Castellus swung the empty bolt pistol like a club, a cultist’s head shattering as the metal cleaved through him, scattering bone like shrapnel.

He swung again and again, the cultists crumbling under his onslaught.

Some weapon impacted against the back of his armour, sending a shiver through his spine.

Castellus turned, his legs nearly buckling under him. The cultist held the shattered remains of some brutal club, half its spikes scattered around him, the metal shaft bent and twisted. Three eyes blinked one at a time.

“Foul mutant,” Castellus’ voice bellowed, altered by the glitches in his broken helm. He kicked the abomination, feeling ribs splinter under his foot as the thing flew away from him.

It squirmed in the mud, trying to rise, but limbs and twisted flesh wriggled uselessly.

With a glance about the trench, Castellus confirmed that it was the last of the cultists, the rest lying in a pile around him. Strange how quick it had been.

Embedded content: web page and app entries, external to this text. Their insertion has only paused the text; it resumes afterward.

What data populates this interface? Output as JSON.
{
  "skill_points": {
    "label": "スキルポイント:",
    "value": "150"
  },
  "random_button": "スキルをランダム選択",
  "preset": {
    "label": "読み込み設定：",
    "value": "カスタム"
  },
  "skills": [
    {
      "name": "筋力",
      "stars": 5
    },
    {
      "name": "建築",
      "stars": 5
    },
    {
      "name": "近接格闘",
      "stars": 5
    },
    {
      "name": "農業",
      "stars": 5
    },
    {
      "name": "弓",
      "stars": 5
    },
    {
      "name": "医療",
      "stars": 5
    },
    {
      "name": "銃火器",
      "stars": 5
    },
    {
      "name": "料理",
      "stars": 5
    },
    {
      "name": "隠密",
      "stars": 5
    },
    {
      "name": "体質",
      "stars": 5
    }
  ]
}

He stomped towards the last cultist, who snickered and giggled in its own viscera.

“Be still, mutant,” Castellus said, feeling a rumbling in his chest as he breathed.

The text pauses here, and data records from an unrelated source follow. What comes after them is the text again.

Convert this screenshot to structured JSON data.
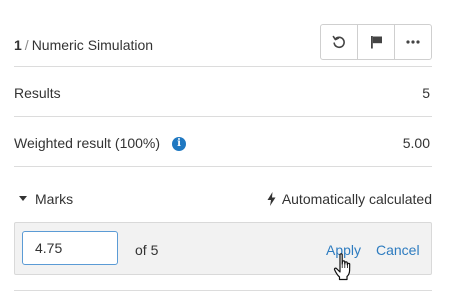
{
  "question": {
    "number": "1",
    "separator": "/",
    "name": "Numeric Simulation"
  },
  "toolbar": {
    "icons": [
      "undo-icon",
      "flag-icon",
      "more-options-icon"
    ]
  },
  "results": {
    "label": "Results",
    "value": "5"
  },
  "weighted": {
    "label": "Weighted result (100%)",
    "info_icon": "i",
    "value": "5.00"
  },
  "marks": {
    "label": "Marks",
    "auto_label": "Automatically calculated",
    "input_value": "4.75",
    "of_text": "of 5",
    "apply_label": "Apply",
    "cancel_label": "Cancel"
  },
  "colors": {
    "link": "#2e7cc0",
    "info": "#1f78c1"
  }
}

The thing only laughed.

Castellus reached out with his arm, the one that was missing, without thinking. Only it was there now.

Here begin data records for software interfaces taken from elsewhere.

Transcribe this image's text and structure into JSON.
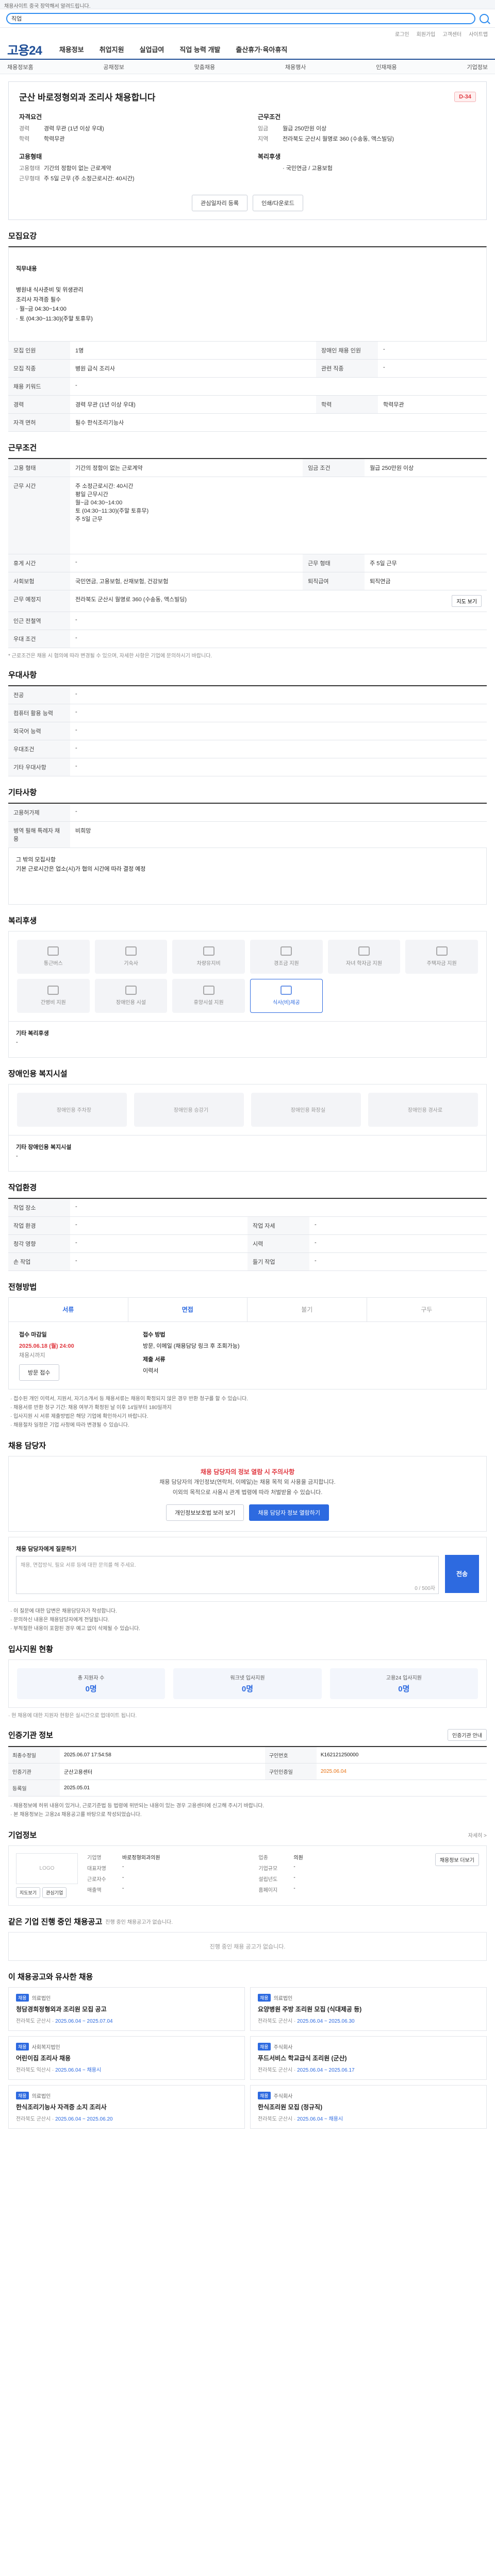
{
  "top": {
    "notice": "채용사이트 중국 장악해서 알려드립니다.",
    "search_tag": "직업",
    "search_placeholder": "",
    "util": [
      "로그인",
      "회원가입",
      "고객센터",
      "사이트맵"
    ]
  },
  "nav": {
    "logo": "고용24",
    "items": [
      "채용정보",
      "취업지원",
      "실업급여",
      "직업 능력 개발",
      "출산휴가·육아휴직"
    ],
    "sub": [
      "채용정보홈",
      "공채정보",
      "맞춤채용",
      "채용행사",
      "인재채용",
      "기업정보"
    ]
  },
  "summary": {
    "title": "군산 바로정형외과 조리사 채용합니다",
    "dday": "D-34",
    "left_heading": "자격요건",
    "left": [
      {
        "k": "경력",
        "v": "경력 무관 (1년 이상 우대)"
      },
      {
        "k": "학력",
        "v": "학력무관"
      }
    ],
    "right_heading": "근무조건",
    "right": [
      {
        "k": "임금",
        "v": "월급 250만원 이상"
      },
      {
        "k": "지역",
        "v": "전라북도 군산시 월명로 360 (수송동, 액스빌딩)"
      }
    ],
    "left2_heading": "고용형태",
    "left2": [
      {
        "k": "고용형태",
        "v": "기간의 정함이 없는 근로계약"
      },
      {
        "k": "근무형태",
        "v": "주 5일 근무 (주 소정근로시간: 40시간)"
      }
    ],
    "right2_heading": "복리후생",
    "right2": [
      {
        "k": "",
        "v": "· 국민연금 / 고용보험"
      }
    ],
    "btn_interest": "관심일자리 등록",
    "btn_apply": "인쇄/다운로드",
    "note": ""
  },
  "recruit": {
    "title": "모집요강",
    "duty_label": "직무내용",
    "duty_text": "병원내 식사준비 및 위생관리\n조리사 자격증 필수\n· 월~금 04:30~14:00\n· 토 (04:30~11:30)(주말 토휴무)",
    "rows": [
      {
        "k": "모집 인원",
        "v": "1명",
        "k2": "장애인 채용 인원",
        "v2": "-"
      },
      {
        "k": "모집 직종",
        "v": "병원 급식 조리사",
        "k2": "관련 직종",
        "v2": "-"
      },
      {
        "k": "채용 키워드",
        "v": "-",
        "k2": "",
        "v2": ""
      },
      {
        "k": "경력",
        "v": "경력 무관 (1년 이상 우대)",
        "k2": "학력",
        "v2": "학력무관"
      },
      {
        "k": "자격 면허",
        "v": "필수 한식조리기능사",
        "k2": "",
        "v2": ""
      }
    ]
  },
  "conditions": {
    "title": "근무조건",
    "rows": [
      {
        "k": "고용 형태",
        "v": "기간의 정함이 없는 근로계약",
        "k2": "임금 조건",
        "v2": "월급 250만원 이상"
      },
      {
        "k": "근무 시간",
        "v": "주 소정근로시간: 40시간\n평일 근무시간\n월~금 04:30~14:00\n토 (04:30~11:30)(주말 토휴무)\n주 5일 근무",
        "k2": "",
        "v2": ""
      },
      {
        "k": "휴게 시간",
        "v": "-",
        "k2": "근무 형태",
        "v2": "주 5일 근무"
      },
      {
        "k": "사회보험",
        "v": "국민연금, 고용보험, 산재보험, 건강보험",
        "k2": "퇴직급여",
        "v2": "퇴직연금"
      },
      {
        "k": "근무 예정지",
        "v": "전라북도 군산시 월명로 360 (수송동, 액스빌딩)",
        "k2": "",
        "v2": ""
      },
      {
        "k": "인근 전철역",
        "v": "-",
        "k2": "",
        "v2": ""
      },
      {
        "k": "우대 조건",
        "v": "-",
        "k2": "",
        "v2": ""
      }
    ],
    "map_btn": "지도 보기",
    "note": "* 근로조건은 채용 시 협의에 따라 변경될 수 있으며, 자세한 사항은 기업에 문의하시기 바랍니다."
  },
  "preference": {
    "title": "우대사항",
    "rows": [
      {
        "k": "전공",
        "v": "-"
      },
      {
        "k": "컴퓨터 활용 능력",
        "v": "-"
      },
      {
        "k": "외국어 능력",
        "v": "-"
      },
      {
        "k": "우대조건",
        "v": "-"
      },
      {
        "k": "기타 우대사항",
        "v": "-"
      }
    ]
  },
  "etc": {
    "title": "기타사항",
    "rows": [
      {
        "k": "고용허가제",
        "v": "-"
      },
      {
        "k": "병역 필해 특례자 채용",
        "v": "비희망"
      }
    ],
    "text": "그 밖의 모집사항\n기본 근로시간은 업소(시)가 협의 시간에 따라 결정 예정"
  },
  "welfare": {
    "title": "복리후생",
    "items": [
      "통근버스",
      "기숙사",
      "차량유지비",
      "경조금 지원",
      "자녀 학자금 지원",
      "주택자금 지원",
      "간병비 지원",
      "장애인용 시설",
      "휴양시설 지원",
      "식사(비)제공"
    ],
    "active_index": 9,
    "extra_label": "기타 복리후생",
    "extra_value": "-"
  },
  "disability": {
    "title": "장애인용 복지시설",
    "items": [
      "장애인용 주차장",
      "장애인용 승강기",
      "장애인용 화장실",
      "장애인용 경사로"
    ],
    "extra_label": "기타 장애인용 복지시설",
    "extra_value": "-"
  },
  "workplace": {
    "title": "작업환경",
    "rows": [
      {
        "k": "작업 장소",
        "v": "-",
        "k2": "",
        "v2": ""
      },
      {
        "k": "작업 환경",
        "v": "-",
        "k2": "작업 자세",
        "v2": "-"
      },
      {
        "k": "청각 영향",
        "v": "-",
        "k2": "시력",
        "v2": "-"
      },
      {
        "k": "손 작업",
        "v": "-",
        "k2": "들기 작업",
        "v2": "-"
      }
    ]
  },
  "process": {
    "title": "전형방법",
    "steps": [
      "서류",
      "면접",
      "불기",
      "구두"
    ],
    "deadline_label": "접수 마감일",
    "deadline": "2025.06.18 (월) 24:00",
    "deadline_note": "채용시까지",
    "method_label": "접수 방법",
    "method": "방문, 이메일 (채용담당 링크 후 조회가능)",
    "docs_label": "제출 서류",
    "docs": "이력서",
    "apply_btn": "방문 접수",
    "bullets": [
      "· 접수된 개인 이력서, 지원서, 자기소개서 등 채용서류는 채용이 확정되지 않은 경우 반환 청구를 할 수 있습니다.",
      "· 채용서류 반환 청구 기간: 채용 여부가 확정된 날 이후 14일부터 180일까지",
      "· 입사지원 시 서류 제출방법은 해당 기업에 확인하시기 바랍니다.",
      "· 채용절차 일정은 기업 사정에 따라 변경될 수 있습니다."
    ]
  },
  "contact": {
    "title": "채용 담당자",
    "warn_title": "채용 담당자의 정보 열람 시 주의사항",
    "warn_text": "채용 담당자의 개인정보(연락처, 이메일)는 채용 목적 외 사용을 금지합니다.\n이외의 목적으로 사용시 관계 법령에 따라 처벌받을 수 있습니다.",
    "btn_personal": "개인정보보호법 보러 보기",
    "btn_view": "채용 담당자 정보 열람하기",
    "inq_label": "채용 담당자에게 질문하기",
    "inq_placeholder": "채용, 면접방식, 필요 서류 등에 대한 문의를 해 주세요.",
    "inq_count": "0 / 500자",
    "send": "전송",
    "notes": [
      "· 이 질문에 대한 답변은 채용담당자가 작성합니다.",
      "· 문의하신 내용은 채용담당자에게 전달됩니다.",
      "· 부적절한 내용이 포함된 경우 예고 없이 삭제될 수 있습니다."
    ]
  },
  "applicants": {
    "title": "입사지원 현황",
    "stats": [
      {
        "label": "총 지원자 수",
        "value": "0명"
      },
      {
        "label": "워크넷 입사지원",
        "value": "0명"
      },
      {
        "label": "고용24 입사지원",
        "value": "0명"
      }
    ],
    "note": "· 현 채용에 대한 지원자 현황은 실시간으로 업데이트 됩니다."
  },
  "job_info": {
    "title": "인증기관 정보",
    "btn": "인증기관 안내",
    "rows": [
      {
        "k": "최종수정일",
        "v": "2025.06.07 17:54:58",
        "k2": "구인번호",
        "v2": "K162121250000"
      },
      {
        "k": "인증기관",
        "v": "군산고용센터",
        "k2": "구인인증일",
        "v2": "2025.06.04"
      },
      {
        "k": "등록일",
        "v": "2025.05.01",
        "k2": "",
        "v2": ""
      }
    ],
    "notes": [
      "· 채용정보에 허위 내용이 있거나, 근로기준법 등 법령에 위반되는 내용이 있는 경우 고용센터에 신고해 주시기 바랍니다.",
      "· 본 채용정보는 고용24 채용공고를 바탕으로 작성되었습니다."
    ]
  },
  "company": {
    "title": "기업정보",
    "detail": "자세히 >",
    "logo_alt": "LOGO",
    "grid": [
      {
        "k": "기업명",
        "v": "바로정형외과의원"
      },
      {
        "k": "업종",
        "v": "의원"
      },
      {
        "k": "대표자명",
        "v": "-"
      },
      {
        "k": "기업규모",
        "v": "-"
      },
      {
        "k": "근로자수",
        "v": "-"
      },
      {
        "k": "설립년도",
        "v": "-"
      },
      {
        "k": "매출액",
        "v": "-"
      },
      {
        "k": "홈페이지",
        "v": "-"
      }
    ],
    "btn_map": "지도보기",
    "btn_interest": "관심기업",
    "btn_more": "채용정보 더보기"
  },
  "other_jobs": {
    "title": "같은 기업 진행 중인 채용공고",
    "sub": "진행 중인 채용공고가 없습니다.",
    "empty": "진행 중인 채용 공고가 없습니다."
  },
  "recommend": {
    "title": "이 채용공고와 유사한 채용",
    "items": [
      {
        "co": "의료법인",
        "title": "청담경희정형외과 조리원 모집 공고",
        "region": "전라북도 군산시",
        "date": "2025.06.04 ~ 2025.07.04"
      },
      {
        "co": "의료법인",
        "title": "요양병원 주방 조리원 모집 (식대제공 등)",
        "region": "전라북도 군산시",
        "date": "2025.06.04 ~ 2025.06.30"
      },
      {
        "co": "사회복지법인",
        "title": "어린이집 조리사 채용",
        "region": "전라북도 익산시",
        "date": "2025.06.04 ~ 채용시"
      },
      {
        "co": "주식회사",
        "title": "푸드서비스 학교급식 조리원 (군산)",
        "region": "전라북도 군산시",
        "date": "2025.06.04 ~ 2025.06.17"
      },
      {
        "co": "의료법인",
        "title": "한식조리기능사 자격증 소지 조리사",
        "region": "전라북도 군산시",
        "date": "2025.06.04 ~ 2025.06.20"
      },
      {
        "co": "주식회사",
        "title": "한식조리원 모집 (정규직)",
        "region": "전라북도 군산시",
        "date": "2025.06.04 ~ 채용시"
      }
    ]
  }
}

Different, but there.

There were no fingers. Hardly an elbow. It writhed and coiled like a neurowhip as it pierced the cultist in the chest. The thing’s eyes fell on the limb, bulbous and pink, and it broke into uproarious laughter.

When the cultist went limp, the appendage slithered out of a caved-in chest, hanging in front of Castellus’s face. The space marine did not hesitate. He struck the thing with the empty bolt pistol until something in it broke.

He would have one of his brothers burn it off when he found them again. It couldn’t be much further to the Imperial forward base now.

+++

The air was filled with the smell of swinging censers, though the trench-priest had passed hours ago. It seemed the only scent that could pierce through the mud, blood, and filth.

Guardsman Pert checked his lasgun for the fifth time; there wasn’t much else to do in the trenches.

He heard the stomping. Not the plopping of numerous feet in the mud. Something large.

His mind conjured horrors from the blackest reaches of space. Checking his lasgun for the final time, Pert stood, glancing over the edge of his barricade.

The armour was black as night, and the tattered tabard marked its wearer as one of the Black Templars. The angels they had been promised weeks ago.

And yet, before he could call for his sergeant, Pert knew something was wrong.

The Emperor’s angels were titans, as columns of granite moving through the battlefield.

But this one. He stumbled. At first, Pert thought he might have only been injured, but then it was clear that something was very wrong.

The space marine didn’t walk so much as he slithered forward. There were places where the legs had been pierced by what must have been a meltagun, and strips of flesh oozed out of the holes, squirming along the ground and carrying the marine forward. An arm ended in a long, lashing tentacle, broken at an angle, its twitching tip drenched in blood.

All around the space marine’s helmet were blinking eyes, red and full of hate.

The guardsman screamed. He’d meant to scream for his squad mates, to warn them of what was coming, but there were no words. Just a guttural scream, borne of the most animal part of him. The part that knew deeply that something was very wrong.

He never brought his lasgun up to bear. The space marine screamed, too, though it sounded like there were three of him screaming at the same time. Then he was over the outer trench, striking out at him, and Pert went silent.

The marine continued his long journey, desperate to find his brothers. Hoping that they would finally become one again.

About the Author

Nicholas writes out of the dystopian sprawl around Toronto. He runs a content marketing business by day and writes fiction by earlier day. He’s done a bit of everything, from an unrelated Bachelor’s degree to a short stint as a professional wrestler and unsuccessfully auditioning for commercials. Nicholas does his best writing on a powder-blue typewriter, which he snagged for $25. The unopened box of plague marines in his closet is his biggest shame.

Contact